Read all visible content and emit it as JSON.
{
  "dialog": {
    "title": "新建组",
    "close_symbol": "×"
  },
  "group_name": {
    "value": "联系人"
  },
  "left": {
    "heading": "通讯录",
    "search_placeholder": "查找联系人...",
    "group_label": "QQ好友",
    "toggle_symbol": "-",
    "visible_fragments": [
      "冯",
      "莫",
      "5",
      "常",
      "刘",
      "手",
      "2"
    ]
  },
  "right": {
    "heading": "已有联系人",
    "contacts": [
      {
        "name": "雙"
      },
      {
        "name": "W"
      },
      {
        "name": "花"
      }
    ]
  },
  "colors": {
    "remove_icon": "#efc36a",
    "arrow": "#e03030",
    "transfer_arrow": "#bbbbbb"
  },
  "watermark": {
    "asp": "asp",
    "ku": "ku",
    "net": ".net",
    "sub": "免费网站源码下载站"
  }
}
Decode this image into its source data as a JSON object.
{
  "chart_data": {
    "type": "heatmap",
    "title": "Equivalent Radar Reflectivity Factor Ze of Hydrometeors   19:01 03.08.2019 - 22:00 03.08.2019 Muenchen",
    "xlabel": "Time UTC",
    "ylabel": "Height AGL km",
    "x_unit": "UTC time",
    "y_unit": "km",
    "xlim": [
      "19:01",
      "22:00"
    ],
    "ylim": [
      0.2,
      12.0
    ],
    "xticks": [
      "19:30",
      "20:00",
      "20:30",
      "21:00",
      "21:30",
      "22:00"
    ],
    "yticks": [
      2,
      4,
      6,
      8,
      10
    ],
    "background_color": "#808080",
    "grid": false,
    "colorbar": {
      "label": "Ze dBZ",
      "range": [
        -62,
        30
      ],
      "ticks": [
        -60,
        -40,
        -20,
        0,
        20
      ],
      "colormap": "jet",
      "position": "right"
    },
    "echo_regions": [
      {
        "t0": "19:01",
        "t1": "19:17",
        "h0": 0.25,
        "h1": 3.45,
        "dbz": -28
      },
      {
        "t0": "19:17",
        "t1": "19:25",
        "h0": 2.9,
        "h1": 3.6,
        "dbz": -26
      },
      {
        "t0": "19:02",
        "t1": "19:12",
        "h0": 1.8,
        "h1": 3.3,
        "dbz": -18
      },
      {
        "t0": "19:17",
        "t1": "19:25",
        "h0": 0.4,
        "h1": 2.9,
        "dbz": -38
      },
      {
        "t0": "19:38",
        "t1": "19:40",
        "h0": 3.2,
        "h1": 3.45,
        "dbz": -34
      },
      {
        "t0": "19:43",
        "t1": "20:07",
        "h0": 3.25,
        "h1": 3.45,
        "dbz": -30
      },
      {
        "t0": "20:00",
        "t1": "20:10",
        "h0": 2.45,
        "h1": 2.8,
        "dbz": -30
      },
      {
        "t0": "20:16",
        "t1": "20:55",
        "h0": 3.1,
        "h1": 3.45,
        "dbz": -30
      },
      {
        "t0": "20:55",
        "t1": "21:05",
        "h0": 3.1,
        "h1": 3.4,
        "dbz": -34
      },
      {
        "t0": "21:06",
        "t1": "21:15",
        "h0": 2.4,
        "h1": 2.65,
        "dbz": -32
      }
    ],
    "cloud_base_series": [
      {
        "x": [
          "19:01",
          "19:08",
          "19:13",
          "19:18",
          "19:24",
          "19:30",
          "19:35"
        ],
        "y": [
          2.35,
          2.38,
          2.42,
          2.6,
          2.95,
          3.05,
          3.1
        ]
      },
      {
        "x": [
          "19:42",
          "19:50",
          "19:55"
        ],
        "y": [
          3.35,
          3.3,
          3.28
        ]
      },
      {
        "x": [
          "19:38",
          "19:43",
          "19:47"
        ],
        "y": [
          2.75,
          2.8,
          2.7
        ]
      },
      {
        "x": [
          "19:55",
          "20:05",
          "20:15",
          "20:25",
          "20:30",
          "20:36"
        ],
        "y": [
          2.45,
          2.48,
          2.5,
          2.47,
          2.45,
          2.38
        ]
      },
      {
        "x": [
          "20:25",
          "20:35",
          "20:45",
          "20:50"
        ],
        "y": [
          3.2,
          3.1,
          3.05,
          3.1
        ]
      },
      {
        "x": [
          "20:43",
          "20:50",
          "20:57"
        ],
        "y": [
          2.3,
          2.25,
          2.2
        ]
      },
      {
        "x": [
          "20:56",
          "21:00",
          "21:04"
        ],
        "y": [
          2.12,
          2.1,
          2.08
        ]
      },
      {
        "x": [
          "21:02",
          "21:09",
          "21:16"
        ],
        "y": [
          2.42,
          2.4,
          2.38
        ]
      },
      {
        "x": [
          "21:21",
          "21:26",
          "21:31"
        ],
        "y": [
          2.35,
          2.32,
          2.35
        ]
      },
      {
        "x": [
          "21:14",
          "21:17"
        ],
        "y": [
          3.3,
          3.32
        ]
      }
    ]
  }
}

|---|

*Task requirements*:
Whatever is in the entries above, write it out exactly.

*Result of this task*:
Read all visible content and emit it as JSON.
{
  "dialog": {
    "title": "新建组",
    "close_symbol": "×"
  },
  "group_name": {
    "value": "联系人"
  },
  "left": {
    "heading": "通讯录",
    "search_placeholder": "查找联系人...",
    "group_label": "QQ好友",
    "toggle_symbol": "-",
    "visible_fragments": [
      "冯",
      "莫",
      "5",
      "常",
      "刘",
      "手",
      "2"
    ]
  },
  "right": {
    "heading": "已有联系人",
    "contacts": [
      {
        "name": "雙"
      },
      {
        "name": "W"
      },
      {
        "name": "花"
      }
    ]
  },
  "colors": {
    "remove_icon": "#efc36a",
    "arrow": "#e03030",
    "transfer_arrow": "#bbbbbb"
  },
  "watermark": {
    "asp": "asp",
    "ku": "ku",
    "net": ".net",
    "sub": "免费网站源码下载站"
  }
}
Decode this image into its source data as a JSON object.
{
  "chart_data": {
    "type": "heatmap",
    "title": "Equivalent Radar Reflectivity Factor Ze of Hydrometeors   19:01 03.08.2019 - 22:00 03.08.2019 Muenchen",
    "xlabel": "Time UTC",
    "ylabel": "Height AGL km",
    "x_unit": "UTC time",
    "y_unit": "km",
    "xlim": [
      "19:01",
      "22:00"
    ],
    "ylim": [
      0.2,
      12.0
    ],
    "xticks": [
      "19:30",
      "20:00",
      "20:30",
      "21:00",
      "21:30",
      "22:00"
    ],
    "yticks": [
      2,
      4,
      6,
      8,
      10
    ],
    "background_color": "#808080",
    "grid": false,
    "colorbar": {
      "label": "Ze dBZ",
      "range": [
        -62,
        30
      ],
      "ticks": [
        -60,
        -40,
        -20,
        0,
        20
      ],
      "colormap": "jet",
      "position": "right"
    },
    "echo_regions": [
      {
        "t0": "19:01",
        "t1": "19:17",
        "h0": 0.25,
        "h1": 3.45,
        "dbz": -28
      },
      {
        "t0": "19:17",
        "t1": "19:25",
        "h0": 2.9,
        "h1": 3.6,
        "dbz": -26
      },
      {
        "t0": "19:02",
        "t1": "19:12",
        "h0": 1.8,
        "h1": 3.3,
        "dbz": -18
      },
      {
        "t0": "19:17",
        "t1": "19:25",
        "h0": 0.4,
        "h1": 2.9,
        "dbz": -38
      },
      {
        "t0": "19:38",
        "t1": "19:40",
        "h0": 3.2,
        "h1": 3.45,
        "dbz": -34
      },
      {
        "t0": "19:43",
        "t1": "20:07",
        "h0": 3.25,
        "h1": 3.45,
        "dbz": -30
      },
      {
        "t0": "20:00",
        "t1": "20:10",
        "h0": 2.45,
        "h1": 2.8,
        "dbz": -30
      },
      {
        "t0": "20:16",
        "t1": "20:55",
        "h0": 3.1,
        "h1": 3.45,
        "dbz": -30
      },
      {
        "t0": "20:55",
        "t1": "21:05",
        "h0": 3.1,
        "h1": 3.4,
        "dbz": -34
      },
      {
        "t0": "21:06",
        "t1": "21:15",
        "h0": 2.4,
        "h1": 2.65,
        "dbz": -32
      }
    ],
    "cloud_base_series": [
      {
        "x": [
          "19:01",
          "19:08",
          "19:13",
          "19:18",
          "19:24",
          "19:30",
          "19:35"
        ],
        "y": [
          2.35,
          2.38,
          2.42,
          2.6,
          2.95,
          3.05,
          3.1
        ]
      },
      {
        "x": [
          "19:42",
          "19:50",
          "19:55"
        ],
        "y": [
          3.35,
          3.3,
          3.28
        ]
      },
      {
        "x": [
          "19:38",
          "19:43",
          "19:47"
        ],
        "y": [
          2.75,
          2.8,
          2.7
        ]
      },
      {
        "x": [
          "19:55",
          "20:05",
          "20:15",
          "20:25",
          "20:30",
          "20:36"
        ],
        "y": [
          2.45,
          2.48,
          2.5,
          2.47,
          2.45,
          2.38
        ]
      },
      {
        "x": [
          "20:25",
          "20:35",
          "20:45",
          "20:50"
        ],
        "y": [
          3.2,
          3.1,
          3.05,
          3.1
        ]
      },
      {
        "x": [
          "20:43",
          "20:50",
          "20:57"
        ],
        "y": [
          2.3,
          2.25,
          2.2
        ]
      },
      {
        "x": [
          "20:56",
          "21:00",
          "21:04"
        ],
        "y": [
          2.12,
          2.1,
          2.08
        ]
      },
      {
        "x": [
          "21:02",
          "21:09",
          "21:16"
        ],
        "y": [
          2.42,
          2.4,
          2.38
        ]
      },
      {
        "x": [
          "21:21",
          "21:26",
          "21:31"
        ],
        "y": [
          2.35,
          2.32,
          2.35
        ]
      },
      {
        "x": [
          "21:14",
          "21:17"
        ],
        "y": [
          3.3,
          3.32
        ]
      }
    ]
  }
}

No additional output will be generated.